The Boston Greenway — now and then
Mile-long city centerpiece nearly finished, already drawing tourists
Bob Dunn, story and photos
Leaving Chinatown, heading for the Greenway.
Although the Rose Fitzgerald Kennedy “Greenway” in Boston is not yet entirely finished, it already makes for a great one-mile-plus walk (or run) from Chinatown along Atlantic Avenue to the North End and the Zakim Bridge. The Greenway is finished except for a few hundred trees and small parks that will be added when the funds become available.
Beginning of Greenway at Chinatown Gate.
Leaving Chinatown Gate and heading for South Station area.
Having a great lunch with chopsticks at the Chinatown end of the Greenway.
The view from South Station area back towards Chinatown Gate.
The Greenway has been in the news during the past month because of a developer, Don Chiofaro, owner of the 80-foot-high Harbor Parking Garage near the Aquarium, which abuts the Greenway. Chiofaro wants to build twin buildings on the site that would be 59 and 40 stories each, with a mixture of parking, offices and condominiums. Boston Mayor Tom Menino is against the development, since the original Greenway plan was to have open space along the mile-plus area, and not to have tall buildings that would create large shaded areas. Others advocate creating a number of small neighborhoods that would enjoy the openness of the Greenway. Building a few small neighborhoods along the Greenway would result, in my opinion, in expensive condos or apartments in commercial areas.
Looking to the north from the South Station area.
View back towards the South Station area.
The area on the Greenway near Seaport Blvd.
Along the Greenway are four parks: the North End, Wharf District, Dewey Square (South Station area) and Chinatown Park (at the foot of Chinatown). The original plan was to replace the old elevated Central Artery with an open area to be enjoyed not only by the local workers and residents, but by the many thousands of visitors Boston attracts from abroad and throughout the United States. The Greenway is already being enjoyed by many foreign and distant visitors, as I discovered on a recent walk – I offered to take photos (their camera) of different visitors from Ireland, Great Britain, Japan and China.
Rowes Wharf area and the place to catch the water taxis to Logan Airport and other harbor locations.
The Wharf Park area is a great place to rest and read the paper.
Or maybe to take a short nap after lunch.
There is room for improvement that would entice even more visitors to the Greenway, such as including a few food sales areas within the space. The Greenway Conservancy group does have many scheduled concerts and other entertainment to attract visitors as well.

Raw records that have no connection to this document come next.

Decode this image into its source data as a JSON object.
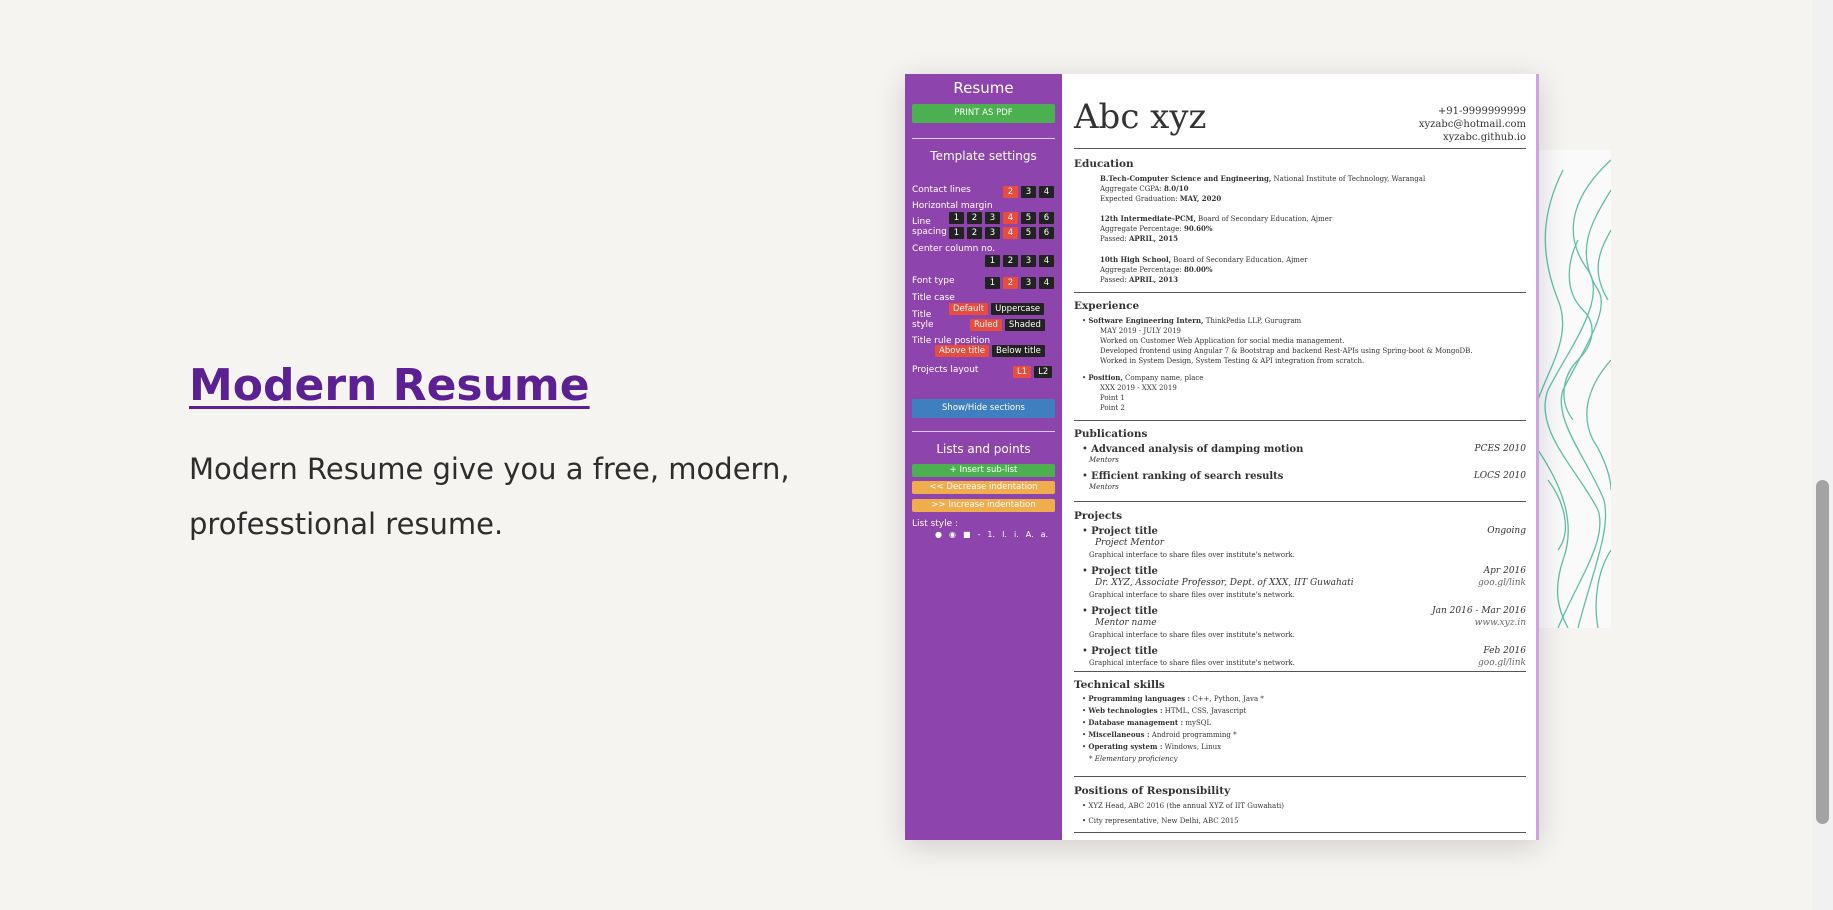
{
  "project": {
    "title": "Modern Resume",
    "description": "Modern Resume give you a free, modern, professtional resume."
  },
  "sidebar": {
    "title": "Resume",
    "print_button": "PRINT AS PDF",
    "template_settings_title": "Template settings",
    "contact_lines": {
      "label": "Contact lines",
      "options": [
        "2",
        "3",
        "4"
      ],
      "selected": "2"
    },
    "horizontal_margin": {
      "label": "Horizontal margin"
    },
    "line_spacing": {
      "label": "Line spacing",
      "row1": [
        "1",
        "2",
        "3",
        "4",
        "5",
        "6"
      ],
      "row2": [
        "1",
        "2",
        "3",
        "4",
        "5",
        "6"
      ],
      "selected": "4"
    },
    "center_column": {
      "label": "Center column no.",
      "options": [
        "1",
        "2",
        "3",
        "4"
      ]
    },
    "font_type": {
      "label": "Font type",
      "options": [
        "1",
        "2",
        "3",
        "4"
      ],
      "selected": "2"
    },
    "title_case": {
      "label": "Title case",
      "options": [
        "Default",
        "Uppercase"
      ],
      "selected": "Default"
    },
    "title_style": {
      "label": "Title style",
      "options": [
        "Ruled",
        "Shaded"
      ],
      "selected": "Ruled"
    },
    "title_rule_position": {
      "label": "Title rule position",
      "options": [
        "Above title",
        "Below title"
      ],
      "selected": "Above title"
    },
    "projects_layout": {
      "label": "Projects layout",
      "options": [
        "L1",
        "L2"
      ],
      "selected": "L1"
    },
    "show_hide_button": "Show/Hide sections",
    "lists_title": "Lists and points",
    "insert_sublist": "+ Insert sub-list",
    "decrease_indent": "<< Decrease indentation",
    "increase_indent": ">> Increase indentation",
    "list_style_label": "List style :",
    "list_styles": [
      "●",
      "◉",
      "■",
      "-",
      "1.",
      "I.",
      "i.",
      "A.",
      "a."
    ]
  },
  "resume": {
    "name": "Abc xyz",
    "contact": [
      "+91-9999999999",
      "xyzabc@hotmail.com",
      "xyzabc.github.io"
    ],
    "education": {
      "title": "Education",
      "entries": [
        {
          "degree": "B.Tech-Computer Science and Engineering,",
          "school": "National Institute of Technology, Warangal",
          "l2_label": "Aggregate CGPA: ",
          "l2_value": "8.0/10",
          "l3_label": "Expected Graduation: ",
          "l3_value": "MAY, 2020"
        },
        {
          "degree": "12th Intermediate-PCM,",
          "school": "Board of Secondary Education, Ajmer",
          "l2_label": "Aggregate Percentage: ",
          "l2_value": "90.60%",
          "l3_label": "Passed: ",
          "l3_value": "APRIL, 2015"
        },
        {
          "degree": "10th High School,",
          "school": "Board of Secondary Education, Ajmer",
          "l2_label": "Aggregate Percentage: ",
          "l2_value": "80.00%",
          "l3_label": "Passed: ",
          "l3_value": "APRIL, 2013"
        }
      ]
    },
    "experience": {
      "title": "Experience",
      "job1": {
        "role": "Software Engineering Intern,",
        "company": "ThinkPedia LLP, Gurugram",
        "dates": "MAY 2019 - JULY 2019",
        "lines": [
          "Worked on Customer Web Application for social media management.",
          "Developed frontend using Angular 7 & Bootstrap and backend Rest-APIs using Spring-boot & MongoDB.",
          "Worked in System Design, System Testing & API integration from scratch."
        ]
      },
      "job2": {
        "role": "Position,",
        "company": "Company name, place",
        "dates": "XXX 2019 - XXX 2019",
        "lines": [
          "Point 1",
          "Point 2"
        ]
      }
    },
    "publications": {
      "title": "Publications",
      "items": [
        {
          "title": "Advanced analysis of damping motion",
          "venue": "PCES 2010",
          "mentors": "Mentors"
        },
        {
          "title": "Efficient ranking of search results",
          "venue": "LOCS 2010",
          "mentors": "Mentors"
        }
      ]
    },
    "projects": {
      "title": "Projects",
      "items": [
        {
          "title": "Project title",
          "date": "Ongoing",
          "sub": "Project Mentor",
          "link": "",
          "desc": "Graphical interface to share files over institute's network."
        },
        {
          "title": "Project title",
          "date": "Apr 2016",
          "sub": "Dr. XYZ, Associate Professor, Dept. of XXX, IIT Guwahati",
          "link": "goo.gl/link",
          "desc": "Graphical interface to share files over institute's network."
        },
        {
          "title": "Project title",
          "date": "Jan 2016 - Mar 2016",
          "sub": "Mentor name",
          "link": "www.xyz.in",
          "desc": "Graphical interface to share files over institute's network."
        },
        {
          "title": "Project title",
          "date": "Feb 2016",
          "sub": "",
          "link": "goo.gl/link",
          "desc": "Graphical interface to share files over institute's network."
        }
      ]
    },
    "skills": {
      "title": "Technical skills",
      "items": [
        {
          "label": "Programming languages :",
          "value": "C++, Python, Java *"
        },
        {
          "label": "Web technologies :",
          "value": "HTML, CSS, Javascript"
        },
        {
          "label": "Database management :",
          "value": "mySQL"
        },
        {
          "label": "Miscellaneous :",
          "value": "Android programming *"
        },
        {
          "label": "Operating system :",
          "value": "Windows, Linux"
        }
      ],
      "note": "* Elementary proficiency"
    },
    "positions": {
      "title": "Positions of Responsibility",
      "items": [
        "XYZ Head, ABC 2016 (the annual XYZ of IIT Guwahati)",
        "City representative, New Delhi, ABC 2015"
      ]
    }
  },
  "colors": {
    "sidebar": "#8e44ad",
    "accent_red": "#e74c3c",
    "green": "#4caf50",
    "blue": "#3f7fc0",
    "orange": "#f0ad4e",
    "title": "#5b2091"
  }
}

Enjoy a piece of pizza for lunch.
The entrance to Christopher Columbus Park just off the Greenway. Great spot when the trellis is all covered with leaves.
View of the harbor and Logan Tower from the entrance to Columbus Park.
View of Faneuil Hall from the Greenway.
As I walked the Greenway I could not help but reminisce on the Atlantic Avenue and Boston waterfront that I have experienced in my lifetime. I remember as a young boy growing up in Malden taking the streetcar from Malden to Everett Station and getting on the Boston Elevated Railroad. It was always best to get on the first car as the front door was open in the summer, protected by a steel screen, and stand with the wind blowing cool air over you. We would then get off the train at North Station and descend the stairs to walk along commercial Atlantic Ave. (sometimes we would hop on the ladders of a freight train that was moving slowly along), heading for the “Penny Ferry” which would take us over to East Boston. Sometimes we would transfer to the Elevated line that ran from North Station to South Station along Atlantic Avenue. The narrow gauge railroad ran from the docks near Maverick Square to Lynn. We would get off at Revere Beach and enjoy the ocean waves before heading back to Malden. The return home was usually on the direct bus that ran from the beach to Malden.
School group enjoying the Greenway.
A great spot to read your book at Christopher Columbus Park.
The Custom House Tower viewed from the Greenway North End Park.
Blossoming trees at the entrance to the Christopher Columbus Park.
Lunch time at the Greenway North End Park.
The North End of the Greenway with the Zakim Bridge in sight.
The walk along the Greenway is bright and open as compared to many years of Atlantic Avenue being covered by the “El” and the elevated Central Artery that was built along that route. It makes a great place to sit and read a book, take a nap, eat one’s lunch or sit and enjoy the passing parade. The side trip off the Greenway into the North End Park (Christopher Columbus Park) is a definite must. The view of the harbor and the passing boats and the Logan Airport tower and arriving and departing planes is great. In summer when the trellis is covered with vines, the shade - with maybe a breeze off the harbor - makes it a great place to sit, relax, and read.
Copyright © Rye Reflections 2010. All rights reserved.